–I don’t experience much actual creative block. What I do experience is doubt. I will get stuck because I’m worried the scene isn’t good enough, or that I’m not good enough to write it. One way I combat this is by creating a short summary of everything I want to accomplish in a scene before I start—it’s a makeshift road map.
Why do you love being an author and do you ever regret it?
–I love writing. I don’t always love being an author. One is an act, and the other a profession. Any time something you’re passionate about becomes something you’re required to do, it changes the relationship. It’s hard, because writing is a personal thing, one-on-one, between you and the page, before it’s ever a public one. Many days I struggle with expectation, insecurity, fear, and those are all tied to the external pressures of publishing. But no, I don’t regret getting to do something I love every day.
What of your books should I read? (Pinned Tweet?)
-That depends what you’re in the mood for! Some authors write for one audience, but I write for a slightly different reader with every book. If you like romance or literary fiction, I’d recommend The Invisible Life of Addie LaRue. If you like action and adventure, start with A Darker Shade of Magic. Fairy tales and fables? There’s Gallant and The Near Witch. Ghost stories? City of Ghosts. Superpowers and morally grey characters? Vicious and Vengeful. Angst and the apocalypse? This Savage Song or The Dark Vault.
What are your favorite foods (sweet or salty)?
-I could live on sharp cheddar and dark chocolate.
If you were not a writer, what would you be doing?
-I would probably work in criminal profiling.
Your tattoos – what are their meanings to you?
-I have several. There are wings behind both of my ankles, both a nod to my wanderlust and to Hermes. I have birds on each arm, one a crow and the other a magpie—members of the same family, but one often symbolizes the flighty love of shiny things, and the other dispassionate cunning, the two facets of my own personality. I have an eye of Horus on my hip, for protection. I have a key on my forearm, so all the doors in life will open for me. I have the words RISE UP on my writing wrist, a reminder of where my power lies. And I have a Latin inscription, a reminder to find a way, or make my own.
What is your favorite inspirational quote?
–“I know nothing with any certainty, but the sight of stars still makes me dream.” –Van Gogh

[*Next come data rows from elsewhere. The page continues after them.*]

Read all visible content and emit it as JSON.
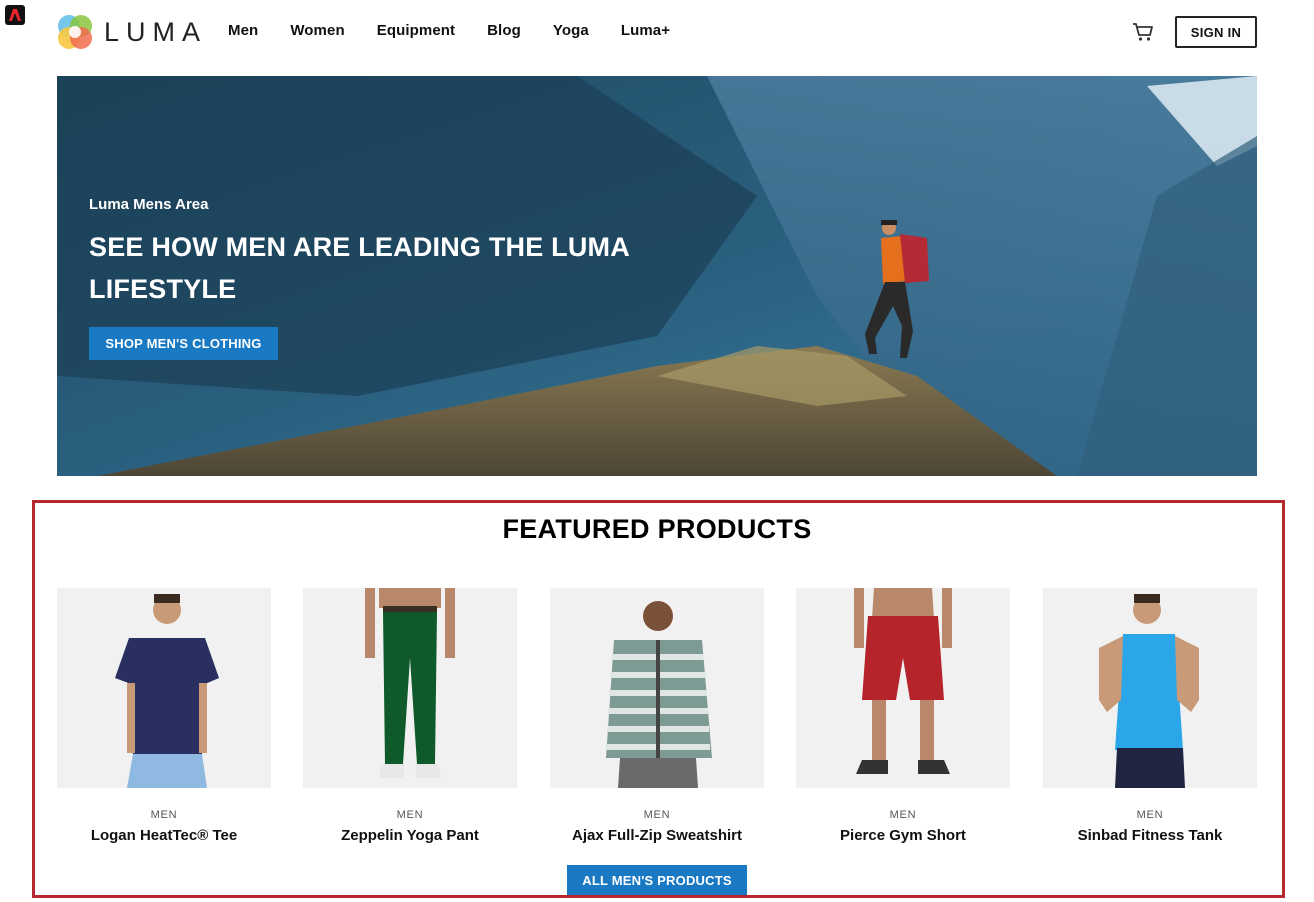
{
  "brand": {
    "name": "LUMA"
  },
  "nav": {
    "items": [
      "Men",
      "Women",
      "Equipment",
      "Blog",
      "Yoga",
      "Luma+"
    ]
  },
  "header": {
    "signin_label": "SIGN IN"
  },
  "hero": {
    "eyebrow": "Luma Mens Area",
    "title": "SEE HOW MEN ARE LEADING THE LUMA LIFESTYLE",
    "cta_label": "SHOP MEN'S CLOTHING"
  },
  "featured": {
    "title": "FEATURED PRODUCTS",
    "products": [
      {
        "category": "MEN",
        "name": "Logan HeatTec® Tee"
      },
      {
        "category": "MEN",
        "name": "Zeppelin Yoga Pant"
      },
      {
        "category": "MEN",
        "name": "Ajax Full-Zip Sweatshirt"
      },
      {
        "category": "MEN",
        "name": "Pierce Gym Short"
      },
      {
        "category": "MEN",
        "name": "Sinbad Fitness Tank"
      }
    ],
    "all_label": "ALL MEN'S PRODUCTS"
  },
  "colors": {
    "accent": "#1979c3",
    "highlight_frame": "#b5292e"
  }
}
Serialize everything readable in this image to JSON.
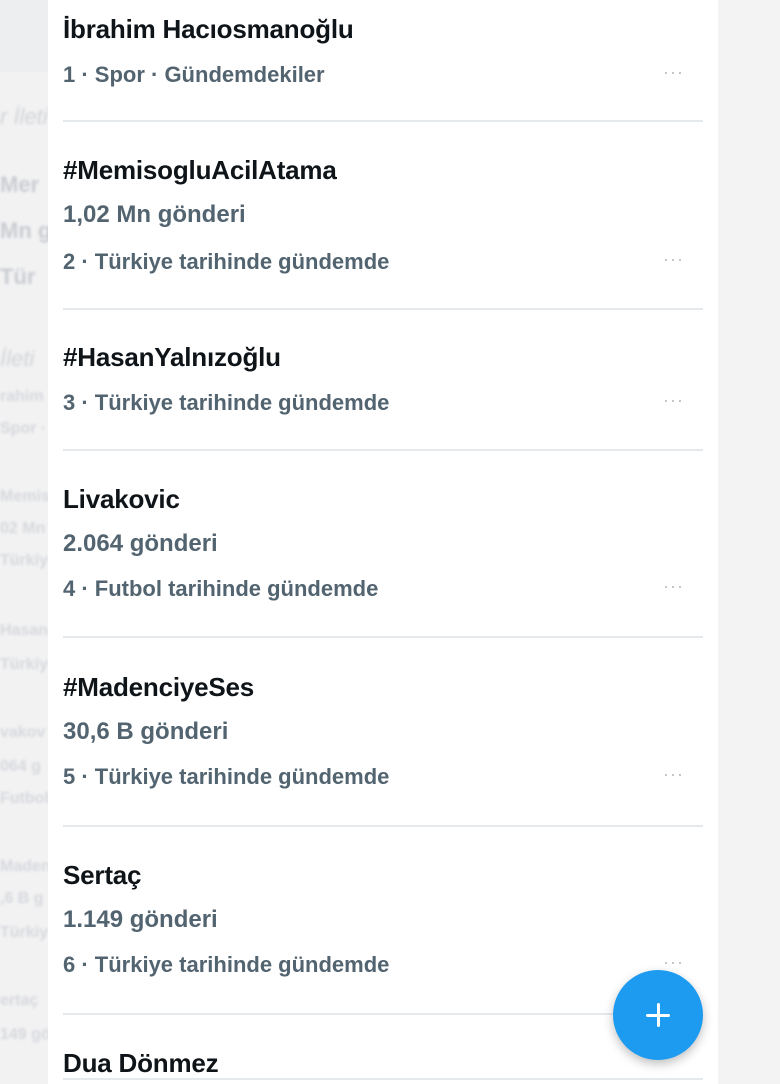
{
  "trends": [
    {
      "title": "İbrahim Hacıosmanoğlu",
      "count": "",
      "meta": "1 · Spor · Gündemdekiler"
    },
    {
      "title": "#MemisogluAcilAtama",
      "count": "1,02 Mn gönderi",
      "meta": "2 · Türkiye tarihinde gündemde"
    },
    {
      "title": "#HasanYalnızoğlu",
      "count": "",
      "meta": "3 · Türkiye tarihinde gündemde"
    },
    {
      "title": "Livakovic",
      "count": "2.064 gönderi",
      "meta": "4 · Futbol tarihinde gündemde"
    },
    {
      "title": "#MadenciyeSes",
      "count": "30,6 B gönderi",
      "meta": "5 · Türkiye tarihinde gündemde"
    },
    {
      "title": "Sertaç",
      "count": "1.149 gönderi",
      "meta": "6 · Türkiye tarihinde gündemde"
    },
    {
      "title": "Dua Dönmez",
      "count": "",
      "meta": ""
    }
  ],
  "more_label": "···",
  "background_ghost_text": [
    "r İleti",
    "Mer",
    "Mn g",
    "Tür",
    "İleti",
    "rahim",
    "Spor ·",
    "Memis",
    "02 Mn",
    "Türkiy",
    "Hasan",
    "Türkiy",
    "vakov",
    "064 g",
    "Futbol",
    "Maden",
    ",6 B g",
    "Türkiy",
    "ertaç",
    "149 gö"
  ],
  "icons": {
    "compose": "plus-icon",
    "more": "more-dots-icon"
  },
  "colors": {
    "accent": "#1d9bf0",
    "primary_text": "#0f1419",
    "secondary_text": "#536471"
  }
}
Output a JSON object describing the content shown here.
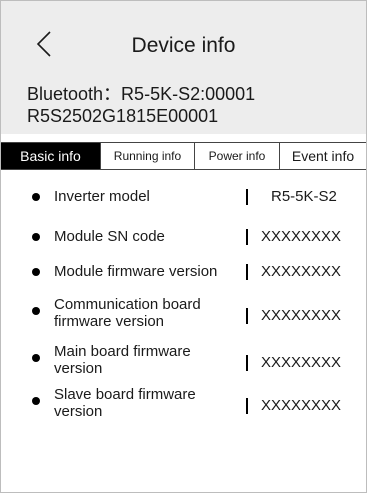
{
  "header": {
    "title": "Device info",
    "back_icon": "chevron-left-icon",
    "bluetooth": "Bluetooth：R5-5K-S2:00001",
    "serial": "R5S2502G1815E00001",
    "background": "#ededed"
  },
  "tabs": [
    {
      "label": "Basic info",
      "active": true
    },
    {
      "label": "Running info",
      "active": false
    },
    {
      "label": "Power info",
      "active": false
    },
    {
      "label": "Event info",
      "active": false
    }
  ],
  "rows": [
    {
      "label_1": "Inverter model",
      "label_2": "",
      "value": "R5-5K-S2"
    },
    {
      "label_1": "Module SN code",
      "label_2": "",
      "value": "XXXXXXXX"
    },
    {
      "label_1": "Module firmware version",
      "label_2": "",
      "value": "XXXXXXXX"
    },
    {
      "label_1": "Communication board",
      "label_2": "firmware version",
      "value": "XXXXXXXX"
    },
    {
      "label_1": "Main board firmware",
      "label_2": "version",
      "value": "XXXXXXXX"
    },
    {
      "label_1": "Slave board firmware",
      "label_2": "version",
      "value": "XXXXXXXX"
    }
  ]
}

What is the hardest part of a first draft?
–The fact it is necessarily imperfect. It is the act of taking the idea in your mind, which is flawless because it is all potential, and making it real, and thus flawed. It is very hard not to lose hope when the story on paper pales in comparison to the one in your head, but that’s what revision is for.
Best advice for “those days” when you question yourself and your skills?
–Make the work as small as possible. I do not sit down to write a book, or even a chapter. I sit down to write a line, a paragraph, a page. I set a time for ten or twenty minutes, a bitesize amount of work, a bitesize amount of time. And I remember that thinking is a vital part of writing. So is deleting. So is playing.
Will there be more special editions of your books?
–I hope so! I’m not in control of special editions—who makes them, and when they come out—and I’m rarely allowed to announce them. But as soon as it’s public, I repost on my IG to let readers know!
What is First Kill?
–First Kill is a tv show coming globally to Netflix this summer! It’s based on a short story I wrote—also called “First Kill”—in the anthology, Vampires Never Get Old.
Did you also write the tv show?
–I helped! I’m the creator, but not the showrunner (that honor goes to Felicia D. Henderson). I did participate in the writers room (that’s the term for the group of writers that come together to actually brainstorm and script the episodes), and wrote the first episode, and co-wrote the second with Mark Hudis, but a tv show is truly a team effort, and Felicia is the team captain.